Sondland's Ukraine Policy Was Known As 'The Gordon Problem,' Tim Morrison Says

The former National Security Council expert on Russia testifies that he "didn’t necessarily always act" on EU ambassador Gordon Sondland's ideas.

Ambassador Gordon Sondland’s role in forming President Donald Trump’s Ukraine policy was known as “the Gordon problem,” former National Security Council member Tim Morrison said in his testimony Tuesday about the Republican donor who became U.S. ambassador to the European Union.

Morrison, who served as a top Russia expert on Trump’s NSC until resigning last month, said during Tuesday’s impeachment hearing that the term was used by his predecessor, Fiona Hill, in discussing Sondland’s influence on Ukraine policy.

“I think she might have coined it ‘the Gordon problem,’ and I decided to keep track of what Ambassador Sondland was doing,” said Morrison, who has also testified that Sondland claimed to have a mandate from Trump to work on a second Ukraine channel with Rudy Giuliani, Trump’s personal lawyer.

“I didn’t necessarily always act on things Gordon suggested he believed were important,” Morrison continued. 

His remarks echo ones he made during a previous closed-door testimony, in which he said Hill warned him to stay away from Sondland’s backchannel communications and anything to do with launching an investigation into Burisma, the Ukrainian energy company that Hunter Biden, son of Trump’s political rival Joe Biden, once worked with. 

Morrison’s comments Tuesday came in response to questions from the Democrats’ lawyer Daniel Goldman, who pressed Morrison to say what he knew of Sondland’s effort to promote the Burisma investigation.

When presented with emails Sondland sent him saying “any hampered investigations will be allowed to move forward transparently,” Morrison said he didn’t necessarily associate that with a probe into Burisma. 

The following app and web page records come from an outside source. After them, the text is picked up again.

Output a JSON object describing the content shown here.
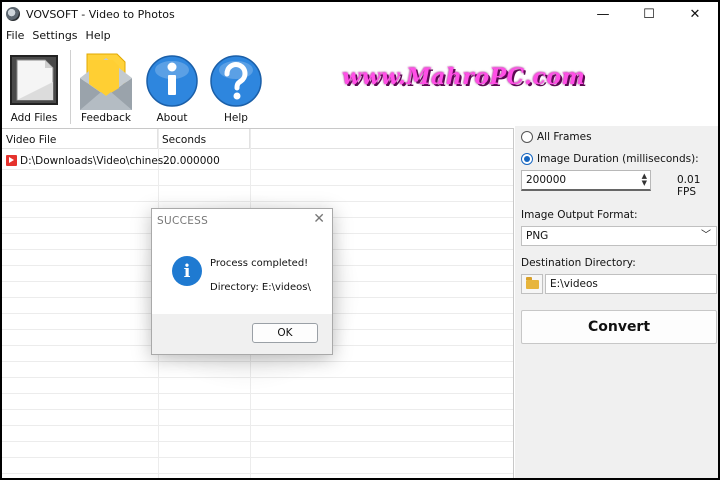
{
  "window": {
    "title": "VOVSOFT - Video to Photos",
    "minimize": "—",
    "maximize": "☐",
    "close": "✕"
  },
  "menu": [
    "File",
    "Settings",
    "Help"
  ],
  "toolbar": {
    "add_files": "Add Files",
    "feedback": "Feedback",
    "about": "About",
    "help": "Help"
  },
  "watermark": "www.MahroPC.com",
  "list": {
    "columns": [
      "Video File",
      "Seconds"
    ],
    "rows": [
      {
        "file": "D:\\Downloads\\Video\\chines...",
        "seconds": "20.000000"
      }
    ]
  },
  "panel": {
    "all_frames": "All Frames",
    "image_duration": "Image Duration (milliseconds):",
    "duration_value": "200000",
    "fps": "0.01 FPS",
    "output_format_label": "Image Output Format:",
    "output_format": "PNG",
    "destination_label": "Destination Directory:",
    "destination": "E:\\videos",
    "convert": "Convert"
  },
  "dialog": {
    "title": "SUCCESS",
    "message": "Process completed!",
    "directory": "Directory: E:\\videos\\",
    "ok": "OK"
  },
  "colors": {
    "accent": "#1f7ad1",
    "icon_blue": "#2e86de",
    "watermark": "#ff4fe6"
  }
}
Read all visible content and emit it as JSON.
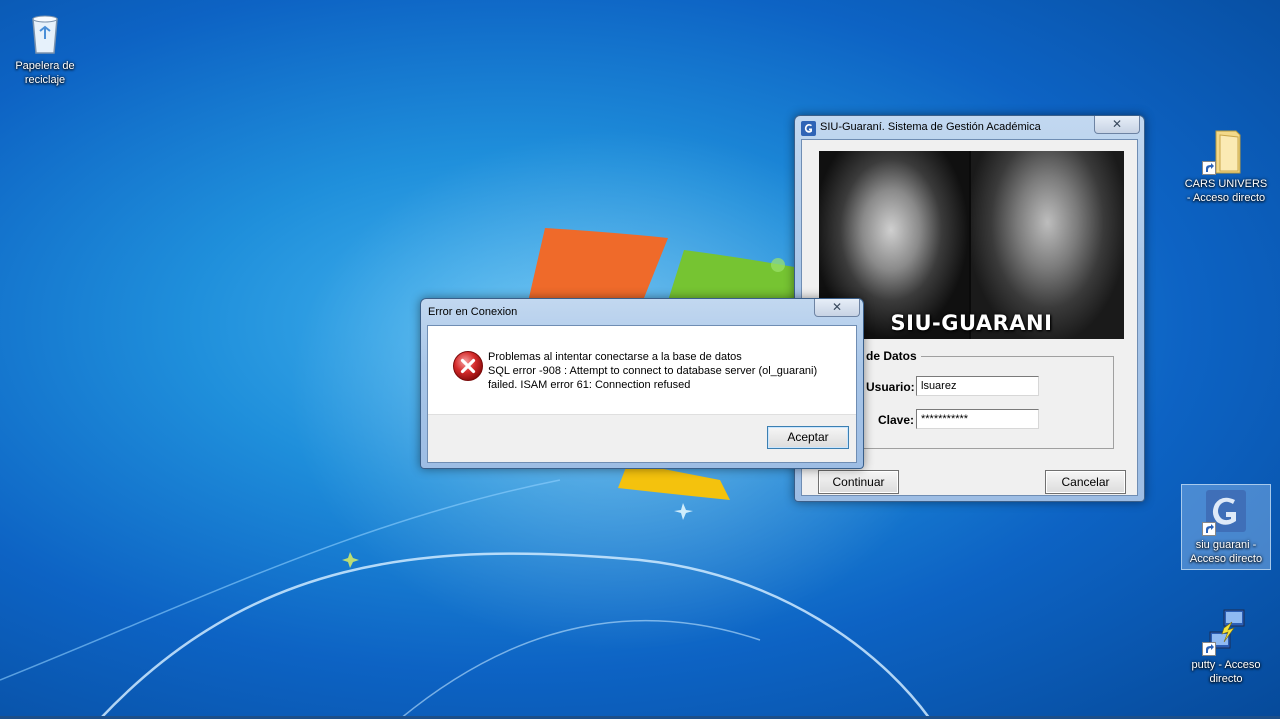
{
  "desktop": {
    "icons": [
      {
        "label": "Papelera de reciclaje",
        "icon": "recycle-bin-icon"
      },
      {
        "label": "CARS UNIVERS - Acceso directo",
        "icon": "folder-icon"
      },
      {
        "label": "siu guarani - Acceso directo",
        "icon": "siu-guarani-icon"
      },
      {
        "label": "putty - Acceso directo",
        "icon": "putty-icon"
      }
    ]
  },
  "siu_window": {
    "title": "SIU-Guaraní. Sistema de Gestión Académica",
    "close_label": "✕",
    "brand_text": "SIU-GUARANI",
    "group_title": "de Datos",
    "usuario_label": "Usuario:",
    "usuario_value": "lsuarez",
    "clave_label": "Clave:",
    "clave_value": "***********",
    "continuar_label": "Continuar",
    "cancelar_label": "Cancelar"
  },
  "error_dialog": {
    "title": "Error en Conexion",
    "close_label": "✕",
    "message_line1": "Problemas al intentar conectarse a la base de datos",
    "message_line2": "SQL error -908 : Attempt to connect to database server (ol_guarani)",
    "message_line3": "failed.  ISAM error 61: Connection refused",
    "accept_label": "Aceptar"
  },
  "colors": {
    "desktop_blue": "#1f8fdb",
    "window_frame": "#a9c6e8",
    "error_red": "#d42a2a"
  }
}
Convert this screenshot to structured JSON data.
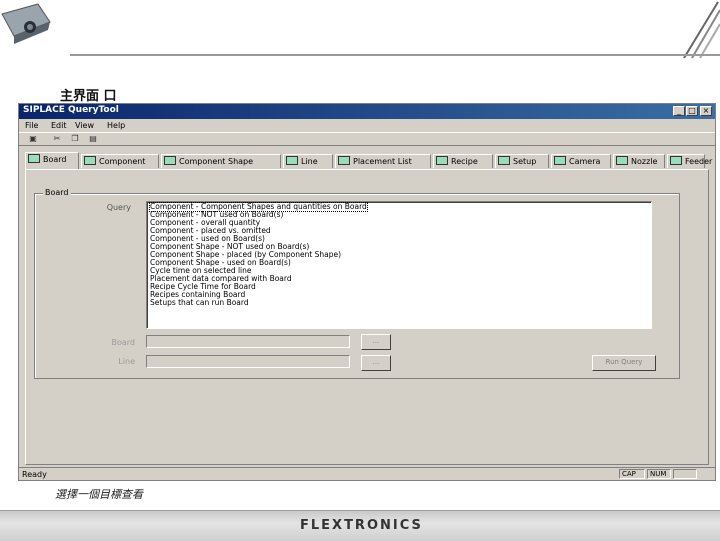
{
  "slide": {
    "title": "主界面 口",
    "caption": "選擇一個目標查看",
    "logo": "FLEXTRONICS"
  },
  "window": {
    "title": "SIPLACE QueryTool",
    "controls": [
      "_",
      "□",
      "×"
    ]
  },
  "menu": [
    "File",
    "Edit",
    "View",
    "Help"
  ],
  "toolbar_icons": [
    "save-icon",
    "cut-icon",
    "copy-icon",
    "paste-icon"
  ],
  "tabs": [
    {
      "label": "Board",
      "active": true
    },
    {
      "label": "Component"
    },
    {
      "label": "Component Shape"
    },
    {
      "label": "Line"
    },
    {
      "label": "Placement List"
    },
    {
      "label": "Recipe"
    },
    {
      "label": "Setup"
    },
    {
      "label": "Camera"
    },
    {
      "label": "Nozzle"
    },
    {
      "label": "Feeder"
    }
  ],
  "group": {
    "label": "Board",
    "query_label": "Query",
    "board_label": "Board",
    "line_label": "Line",
    "browse_label": "...",
    "run_label": "Run Query"
  },
  "queries": [
    "Component - Component Shapes and quantities on Board",
    "Component - NOT used on Board(s)",
    "Component - overall quantity",
    "Component - placed vs. omitted",
    "Component - used on Board(s)",
    "Component Shape - NOT used on Board(s)",
    "Component Shape - placed (by Component Shape)",
    "Component Shape - used on Board(s)",
    "Cycle time on selected line",
    "Placement data compared with Board",
    "Recipe Cycle Time for Board",
    "Recipes containing Board",
    "Setups that can run Board"
  ],
  "status": {
    "text": "Ready",
    "cap": "CAP",
    "num": "NUM"
  },
  "colors": {
    "titlebar": "#0a246a",
    "window_bg": "#d4d0c8"
  }
}
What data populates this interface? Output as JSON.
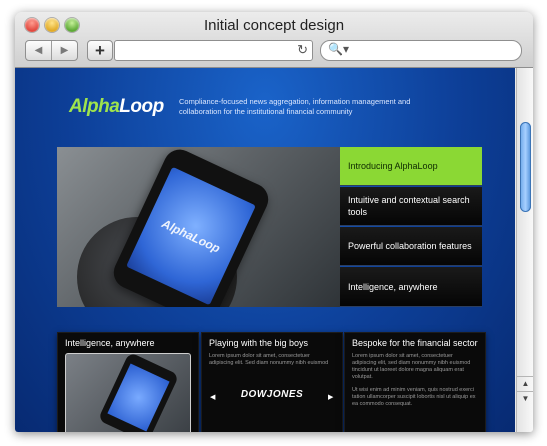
{
  "window": {
    "title": "Initial concept design"
  },
  "toolbar": {
    "back_glyph": "◀",
    "forward_glyph": "▶",
    "new_tab_glyph": "+",
    "reload_glyph": "↻",
    "search_glyph": "🔍▾",
    "url_value": "",
    "search_value": ""
  },
  "site": {
    "logo_part1": "Alpha",
    "logo_part2": "Loop",
    "tagline": "Compliance-focused news aggregation, information management and collaboration for the institutional financial community",
    "hero_phone_text": "AlphaLoop",
    "menu": [
      "Introducing AlphaLoop",
      "Intuitive and contextual search tools",
      "Powerful collaboration features",
      "Intelligence, anywhere"
    ],
    "cards": [
      {
        "title": "Intelligence, anywhere"
      },
      {
        "title": "Playing with the big boys",
        "text": "Lorem ipsum dolor sit amet, consectetuer adipiscing elit. Sed diam nonummy nibh euismod",
        "logo": "DOWJONES",
        "prev": "◀",
        "next": "▶"
      },
      {
        "title": "Bespoke for the financial sector",
        "text": "Lorem ipsum dolor sit amet, consectetuer adipiscing elit, sed diam nonummy nibh euismod tincidunt ut laoreet dolore magna aliquam erat volutpat.",
        "text2": "Ut wisi enim ad minim veniam, quis nostrud exerci tation ullamcorper suscipit lobortis nisl ut aliquip ex ea commodo consequat."
      }
    ]
  },
  "scrollbar": {
    "up": "▲",
    "down": "▼"
  }
}
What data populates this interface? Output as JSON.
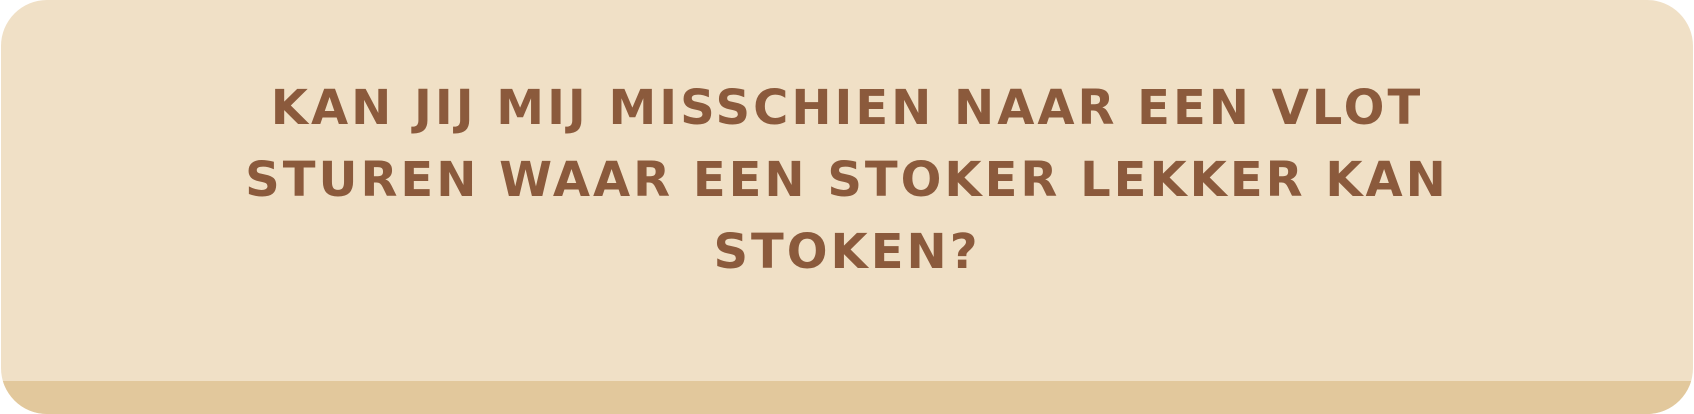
{
  "card": {
    "question": "Kan jij mij misschien naar een vlot sturen waar een stoker lekker kan stoken?",
    "colors": {
      "background": "#f0e0c6",
      "strip": "#e2c89c",
      "text": "#8b5a3c"
    }
  }
}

Sondland is scheduled to testify before the House Intelligence Committee on Wednesday morning.